As I am sitting here writing this, my oldest is next to me writing sentences. "Sneaking is the same as lying." It's a flashback to childhood when I would have to write "I will not tell a lie" 100 times. I've only assigned her 10, and she's freaking out.
I have a theory that we have beautiful, amazing moments as parents. Those moments take our breath away and make the rest of the time completely worth it. Some of those beautiful moments become so etched in our memory they make it easier to forget the times in between. This moment, this isn't one of them.
Em has always been pretty well-behaved. She does well in school and her teachers tell me how sweet she is. She's coming out of her shell and loves making friends. And for the last 6 1/2 years she's been a very well behaved child. Cue first grade, and my rose colored glasses have been shattered into oblivion.
Suddenly everything I do as a mom isn't good enough. I'm "not fair, not fun, boring, mean, too bossy... blah blah " It's exhausting being such a horrible parent.
I hate discipline. It's my least favorite part of parenting. I think that we should all be happy and love each other all of the time. But we're human and it just doesn't happen. Instead there seem to be endless bickering arguments over really stupid stuff.
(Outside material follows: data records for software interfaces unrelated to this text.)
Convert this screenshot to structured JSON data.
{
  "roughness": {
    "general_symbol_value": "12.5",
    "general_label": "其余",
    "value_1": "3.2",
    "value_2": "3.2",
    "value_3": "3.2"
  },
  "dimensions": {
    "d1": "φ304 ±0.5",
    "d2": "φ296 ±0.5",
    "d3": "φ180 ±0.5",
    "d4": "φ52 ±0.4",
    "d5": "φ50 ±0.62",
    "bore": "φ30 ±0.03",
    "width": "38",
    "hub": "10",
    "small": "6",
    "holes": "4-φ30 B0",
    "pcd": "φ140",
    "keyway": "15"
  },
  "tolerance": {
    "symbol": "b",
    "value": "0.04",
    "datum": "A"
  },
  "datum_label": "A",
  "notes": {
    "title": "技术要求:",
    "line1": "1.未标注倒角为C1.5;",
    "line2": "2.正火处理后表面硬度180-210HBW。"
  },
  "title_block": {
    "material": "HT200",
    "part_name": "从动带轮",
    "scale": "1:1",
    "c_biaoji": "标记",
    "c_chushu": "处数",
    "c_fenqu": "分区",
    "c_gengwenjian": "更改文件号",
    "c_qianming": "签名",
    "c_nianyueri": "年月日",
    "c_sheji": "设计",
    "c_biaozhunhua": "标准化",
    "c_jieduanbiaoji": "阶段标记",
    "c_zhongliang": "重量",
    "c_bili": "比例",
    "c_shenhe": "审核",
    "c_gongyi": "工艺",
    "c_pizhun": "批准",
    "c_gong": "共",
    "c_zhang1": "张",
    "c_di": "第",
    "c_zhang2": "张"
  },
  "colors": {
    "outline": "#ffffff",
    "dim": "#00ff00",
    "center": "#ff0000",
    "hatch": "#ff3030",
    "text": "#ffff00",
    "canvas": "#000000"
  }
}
Today, the argument turned into me ignoring everything that came out of her mouth for fear I'd really lose my temper. We don't call each other names at home. We use silly names and kind names, but it's a rule that we never tell anyone they are stupid or ugly or dumb or anything of the sort. I like to think that if I've taught my kids anything, it's that being kind is the best way to solve problems.
So when Emmy started spewing insult after insult at me, I knew she learned it from her friends. And while she's really not very good at insulting me (she kept telling me I was a boy... her tone implied and insult, and I suppose I can see her logic... (0= ) the intention was still the same. That intention to hurt me with insults was both frustrating and, well, hurtful.
I already know tonight is going to be entertaining. Roy works nights and we usually pick a movie to watch together, since they don't have school. Not tonight. Tonight it's sentences, cleaning their room, a bath and straight to bed.
Part of me fears that this lesson will go unlearned. That despite how not-fun tonight is, she won't remember the lesson and we'll have this fight all over again. The same fear I had last time and the time before...
As I look over at her, I see her sneaking one last sentence onto her pencil-filled page: "Mom I'm Sory," (spelling error intentional). Maybe, maybe this moment will turn into one of the good ones.